Americans and ‘Cancel Culture’: Where Some See Calls for Accountability, Others See Censorship, Punishment

“People have challenged each other’s views for much of human history. But the internet – particularly social media – has changed how, when and where these kinds of interactions occur. The number of people who can go online and call out others for their behavior or words is immense, and it’s never been easier to… Continue Reading

Competitive Intelligence – A Selective Resource Guide – Updated May 2021

Via LLRX – Competitive Intelligence – A Selective Resource Guide – Updated May 2021 – This guide on competitive intelligence resources on the web was first published in 2005, and Sabrina I. Pacifici has continued to edit, revise and update it over the course of 16 years. Her objective is to provide researchers with a… Continue Reading

Do you trust Amazon to share your internet connection with others? How to opt out

ZDNET: “Amazon is getting ready to switch on a new service called Amazon Sidewalk, and if you own an Echo device, or a Ring Floodlight and Spotlight Cam, then the chances are that you are going to start donating part of your internet connection to making this work. Amazon now has an entire army of… Continue Reading

Design Thinking for the Greater Good: A Free Online Course from UVA

Open Culture: “Design Thinking for the Greater Good: Innovation in the Social Sector shows how and why human-centered design is a powerful tool. Offered by the Darden School of Business at the University of Virginia, the course lets students “view design thinking success stories from around the world, in areas as diverse as government, health care,… Continue Reading

We are on the cusp of a global pandemic driven by greed, an avoidably vulnerable digital ecosystem, and an ever-widening criminal enterprise

Testimony of Christopher C. Krebs [Director of the Cybersecurity and Infrastructure Security Agency] Before the Committee on Homeland Security Subcommittee on Cybersecurity, Infrastructure Protection, & Innovation U.S. House of Representatives On Responding to Ransomware: Exploring Policy Solutions to a Cybersecurity Crisis – May 5, 2021. Washington: “…Simply put, ransomware is a business, and business is… Continue Reading

8 Google Docs Add-Ons to Improve Your Citation and Bibliography

MakeUseOf: “Referencing isn’t just for academic papers. You can use reliable primary sources to back up your blog posts on science. The tricky part is making sure your citations and bibliography are correct. Fortunately, Google Docs comes with add-ons that help you cite sources and compile them. Here are eight apps that save you time… Continue Reading

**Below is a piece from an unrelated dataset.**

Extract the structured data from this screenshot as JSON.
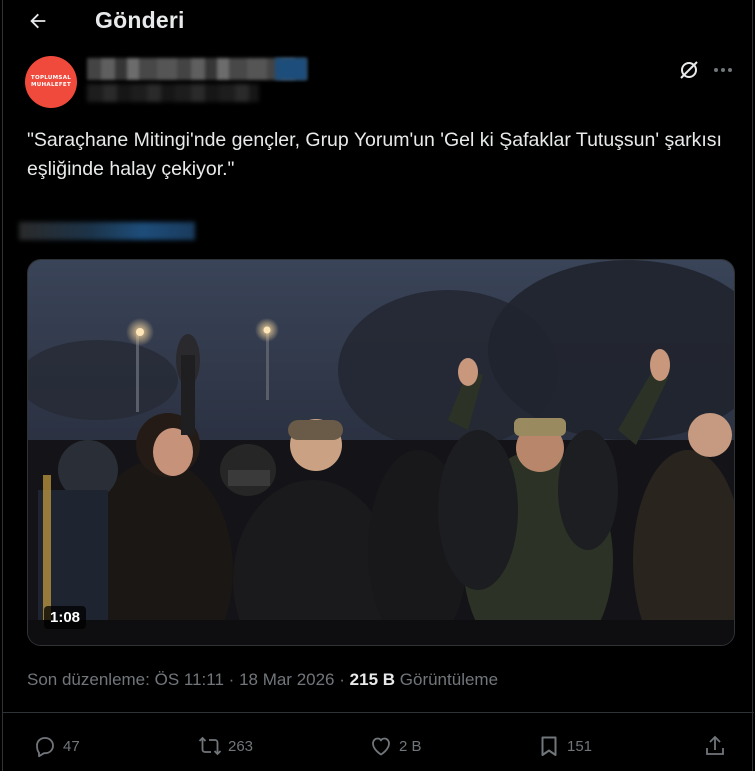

Forget Art and Gems, Thieves Make Discreet Millions at the Library

The Daily Beast -“Last September, New York City’s Swann Galleries were advertising the sale of an invaluable piece of Spanish and Mexican history: a 500-year-old letter involving Hernán Cortés, the Spanish military leader and colonizer. The letter was expected to sell for somewhere between $20,000 and $30,000 until a group of academics intervened. Reuters reports… Continue Reading